Published: April 16, 2019
Finance Minister Asad Umar. PHOTO: PTI

Finance Minister Asad Umar. PHOTO: PTI

KARACHI: There was a lot of talk about Chinese debt and when the International Monetary Fund (IMF) mission came to Pakistan we shared data on the very first day, said Finance Minister Asad Umar.

“There is nothing really to hide. It is less than 10% of the public debt of Pakistan,” the minister said in a video interview with Bilal Lakhani for The Express Tribune.

Responding to a question on whether Chinese loans were an issue in IMF meetings, Umar said discussions were on policy measures and dealing with the extreme balance of payments crisis.
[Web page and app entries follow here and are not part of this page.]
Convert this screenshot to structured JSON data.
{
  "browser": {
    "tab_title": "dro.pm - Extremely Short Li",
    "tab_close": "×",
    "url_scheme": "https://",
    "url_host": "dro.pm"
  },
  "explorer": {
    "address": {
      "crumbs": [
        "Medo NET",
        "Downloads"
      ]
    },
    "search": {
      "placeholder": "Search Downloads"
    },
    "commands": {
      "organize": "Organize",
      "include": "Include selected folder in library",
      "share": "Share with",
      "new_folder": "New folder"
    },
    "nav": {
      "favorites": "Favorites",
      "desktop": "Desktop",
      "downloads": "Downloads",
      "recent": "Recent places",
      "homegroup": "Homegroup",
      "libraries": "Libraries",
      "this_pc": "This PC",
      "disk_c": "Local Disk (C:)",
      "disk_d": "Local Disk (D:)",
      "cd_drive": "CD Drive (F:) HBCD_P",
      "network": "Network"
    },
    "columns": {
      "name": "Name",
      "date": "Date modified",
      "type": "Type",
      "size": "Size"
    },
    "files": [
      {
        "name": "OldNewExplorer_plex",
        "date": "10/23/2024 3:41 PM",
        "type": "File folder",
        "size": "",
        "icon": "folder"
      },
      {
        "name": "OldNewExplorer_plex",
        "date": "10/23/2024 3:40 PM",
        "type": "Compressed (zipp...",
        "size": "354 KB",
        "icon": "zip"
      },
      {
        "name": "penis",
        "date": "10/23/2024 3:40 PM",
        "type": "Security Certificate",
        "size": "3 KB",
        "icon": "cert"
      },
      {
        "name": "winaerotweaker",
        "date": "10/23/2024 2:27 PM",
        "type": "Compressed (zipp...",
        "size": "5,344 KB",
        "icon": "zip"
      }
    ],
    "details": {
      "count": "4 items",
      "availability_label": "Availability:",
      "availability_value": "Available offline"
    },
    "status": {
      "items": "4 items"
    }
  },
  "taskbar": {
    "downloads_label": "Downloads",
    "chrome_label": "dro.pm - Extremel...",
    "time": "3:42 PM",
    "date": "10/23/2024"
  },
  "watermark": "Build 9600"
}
“There was a difference of opinion between us and the IMF and that’s what was taking long.” Umar shared that there was never any doubt in what direction the government should be headed to fix the economy.

“You could not be running losses of 1.7% of GDP in the electricity and gas sectors. Similarly, the fiscal deficit, which is running at 6.5-6.6%, is not sustainable.” He added, “So the direction is clear that you have to close these gaps but we want to go beyond that. Survival is not good enough. We have to undertake structural reforms which take us on a path of sustainable growth where you are not going through these repeated cycles that Pakistan has been facing.”

Talking about rupee devaluation and stagnant exports, Umar said the impact would be witnessed from April.

“In April, the new season will start and that’s when you will start to see a pickup in exports, so this is the month, the time has arrived, so let’s hope the export numbers are better.”

Published in The Express Tribune, April 16th, 2019.

Like Business on Facebook, follow @TribuneBiz on Twitter to stay informed and join in the conversation.

Facebook Conversations

Leave Your Reply Below

Your comments may appear in The Express Tribune paper. For this reason we encourage you to provide your city. The Express Tribune does not bear any responsibility for user comments.

Comments are moderated and generally will be posted if they are on-topic and not abusive. For more information, please see our Comments FAQ.

More in Business